ASSIGNED TASK:
Report each line from the entries in which "icon" can be found.

╭─ PROVIDED DATA

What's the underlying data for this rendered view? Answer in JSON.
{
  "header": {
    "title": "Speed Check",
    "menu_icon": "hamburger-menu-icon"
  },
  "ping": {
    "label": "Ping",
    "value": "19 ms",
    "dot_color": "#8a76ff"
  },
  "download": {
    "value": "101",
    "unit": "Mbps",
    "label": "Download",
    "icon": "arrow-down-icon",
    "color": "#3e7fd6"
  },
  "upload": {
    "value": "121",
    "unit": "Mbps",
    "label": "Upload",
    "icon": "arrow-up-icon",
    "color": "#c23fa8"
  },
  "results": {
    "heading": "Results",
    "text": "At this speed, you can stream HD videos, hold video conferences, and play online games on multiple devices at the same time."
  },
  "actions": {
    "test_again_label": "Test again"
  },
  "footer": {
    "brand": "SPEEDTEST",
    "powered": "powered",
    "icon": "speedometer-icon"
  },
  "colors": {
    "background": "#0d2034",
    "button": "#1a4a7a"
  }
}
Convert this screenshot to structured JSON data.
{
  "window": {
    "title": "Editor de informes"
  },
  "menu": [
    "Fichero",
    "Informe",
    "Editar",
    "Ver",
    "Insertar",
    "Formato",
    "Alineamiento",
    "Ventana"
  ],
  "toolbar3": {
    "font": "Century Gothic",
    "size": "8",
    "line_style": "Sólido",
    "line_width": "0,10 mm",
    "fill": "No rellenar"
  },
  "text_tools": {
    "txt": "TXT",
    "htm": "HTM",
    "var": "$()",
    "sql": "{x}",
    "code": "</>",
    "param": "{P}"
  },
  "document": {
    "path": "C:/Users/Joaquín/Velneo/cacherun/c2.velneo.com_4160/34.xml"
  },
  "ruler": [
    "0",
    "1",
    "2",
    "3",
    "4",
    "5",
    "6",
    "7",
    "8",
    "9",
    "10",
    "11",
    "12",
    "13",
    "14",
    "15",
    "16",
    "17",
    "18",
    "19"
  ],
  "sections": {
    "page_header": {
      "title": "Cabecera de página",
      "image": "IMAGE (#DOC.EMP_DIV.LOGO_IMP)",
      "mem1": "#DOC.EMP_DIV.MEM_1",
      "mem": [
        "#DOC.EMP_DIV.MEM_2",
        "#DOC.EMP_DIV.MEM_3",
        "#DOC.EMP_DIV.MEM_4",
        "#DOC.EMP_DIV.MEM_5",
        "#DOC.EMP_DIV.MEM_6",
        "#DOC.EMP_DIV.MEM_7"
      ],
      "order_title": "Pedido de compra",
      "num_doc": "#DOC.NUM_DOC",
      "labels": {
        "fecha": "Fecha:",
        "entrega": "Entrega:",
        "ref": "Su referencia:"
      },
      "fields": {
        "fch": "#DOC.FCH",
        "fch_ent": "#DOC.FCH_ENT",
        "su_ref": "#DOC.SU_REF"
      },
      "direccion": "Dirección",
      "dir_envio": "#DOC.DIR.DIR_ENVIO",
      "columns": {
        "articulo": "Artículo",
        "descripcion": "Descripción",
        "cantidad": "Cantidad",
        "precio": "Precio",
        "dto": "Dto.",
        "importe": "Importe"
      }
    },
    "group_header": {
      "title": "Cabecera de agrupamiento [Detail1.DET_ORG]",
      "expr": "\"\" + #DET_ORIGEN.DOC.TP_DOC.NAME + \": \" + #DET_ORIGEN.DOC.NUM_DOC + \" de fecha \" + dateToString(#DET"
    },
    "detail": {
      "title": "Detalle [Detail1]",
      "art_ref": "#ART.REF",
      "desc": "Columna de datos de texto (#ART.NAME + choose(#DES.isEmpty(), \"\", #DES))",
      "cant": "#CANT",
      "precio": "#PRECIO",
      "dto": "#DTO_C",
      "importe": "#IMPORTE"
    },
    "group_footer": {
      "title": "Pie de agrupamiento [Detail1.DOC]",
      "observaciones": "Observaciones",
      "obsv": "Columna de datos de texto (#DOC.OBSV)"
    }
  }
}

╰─

OUTPUT OF THE EXERCISE:
    "menu_icon": "hamburger-menu-icon"
    "icon": "arrow-down-icon",
    "icon": "arrow-up-icon",
    "icon": "speedometer-icon"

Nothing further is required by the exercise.